“Vengeance shall be ours! We are family, we are ONE! We will only triumph as one!” ~ Rodrigo Borgia
The original Mafia family returns for another exciting season of intrigue, lechery, drama and murder!
We open with an altar boy posioning Cardinal Della Rovere during Mass. As our dear Cardinal is gasping for air, Cesare reveals himself. Della Rovere doesn’t die, but will be out of commission for quite some time thanks to Cesare. The altar boy, unfortunately, meets a worse fate at the hands of Michelotto. Francois Arnaud is has nailed it again –
Cesare is in fine, murderous form.
Meanwhile, back at the Vatican, Rodrigo has grown tired of Giulia and is up to his old tricks and bedding women behind her back. However, Rodrigo’s treachery is revealed when Giulia finds an errant stocking in their bed. Rodrigo is also parading Lucrezia’s bastard around the papal court. This scene was inserted as an attempt at comedic relief but fell flat; it was uneccessary and not terribly funny. It was a waste of Jeremy Iron’s fine acting skills. However, it sets the tone for this season with Rodrigo acting more like a buffon than a fearful, cunning Pope. It looks as if the plotting and political intrigue has fallen squarely on Cesare’s shoulders. Rodrigo is more concerned with flirting and throwing wasteful, Pagan parties than ruling as Pope. He is openly flaunting his lechery, no longer bothering to conceal his affairs or those of his children. He’s comfortable and conplacent in his position, leaving Cesare to do all his dirty work.

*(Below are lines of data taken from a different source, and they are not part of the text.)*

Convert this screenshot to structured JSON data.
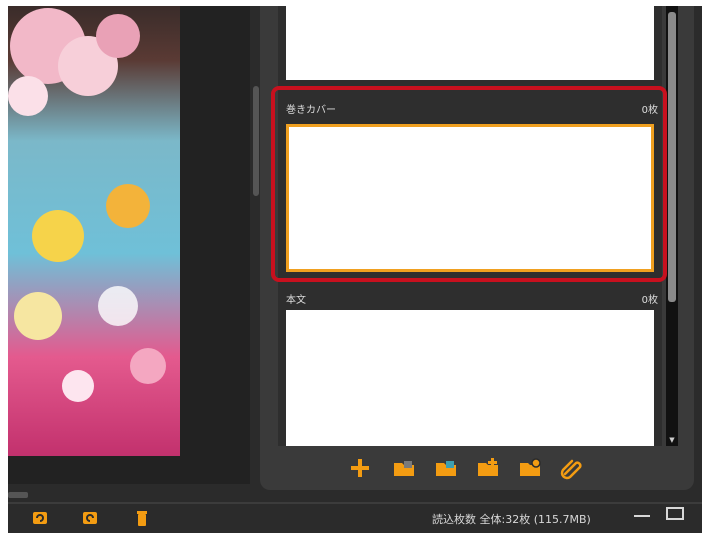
{
  "sections": [
    {
      "title": "巻きカバー",
      "count": "0枚"
    },
    {
      "title": "本文",
      "count": "0枚"
    }
  ],
  "toolbar": {
    "icons": [
      "plus-icon",
      "folder-image-icon",
      "folder-photo-icon",
      "folder-add-icon",
      "folder-settings-icon",
      "paperclip-icon"
    ]
  },
  "statusbar": {
    "icons": [
      "rotate-left-icon",
      "rotate-right-icon",
      "trash-icon"
    ],
    "summary": "読込枚数 全体:32枚 (115.7MB)"
  },
  "colors": {
    "accent": "#f39c12",
    "highlight": "#c8101e",
    "selected_border": "#f0a020"
  }
}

Juan returns home and the tension between him and Cesare intensifies as the brothers vie for their father’s attention. Rodrigo is irritated by their constant quarreling and reminds them that they are family and must be a unified front. However, in spite of their father’s admonishments, Juan and Cesare proceed to have a deadly duel and Cesare is stopped from killing his brother, ironically enough, by hired assassin Michelotto. Their bickering dwindles to annoying tricks, like tossing caltrops under each other’s horses or feet to humilate one another. I enjoyed watching these two go at each other’s throats – Juan won’t always be so lucky and may end up skewered on the end of Cesare’s sword if he keeps it up. Their bitterness isn’t going to last long, even with Rodrigos feeble attempts to instill family values into his sons.
King Charles has recovered from the terrible Neopolitan sickness and realizes that Alfonso purposely infected Naples with this pestilence. He sends out men to track him down and bring him back alive so that Charles can make him pay for what he has done.
Giulia Farnese, realizing her fifteen minutes of fame are over, tries to extend her time as Rodrigo’s favourite. She discovers his latest infatuation, a beautiful young girl painter, Victoria, who disguises herself as a boy named “Vittorio” in order to be able to paint. Women are not permitted to apprentice as artisans. In a strange twist of fate, Giulia runs into Cesare’s mother, and Rodrigo’s former lover, Vannozza dei Cattanei at the Roman party and asks her advice. Vannozza tells her to allow the tryst but to make sure she is part of it so that Rodrigo never loses sight of her for another. Giulia lures Rodrigo with Victoria thereby inviting her into their bed with her blessing.
As always, Francois Arnaud, Jeremy Irons and Lotte Verbeek churn out stellar performances in the premiere episode of season two. They have set the stage for what promises to be a very interesting and turbulent season.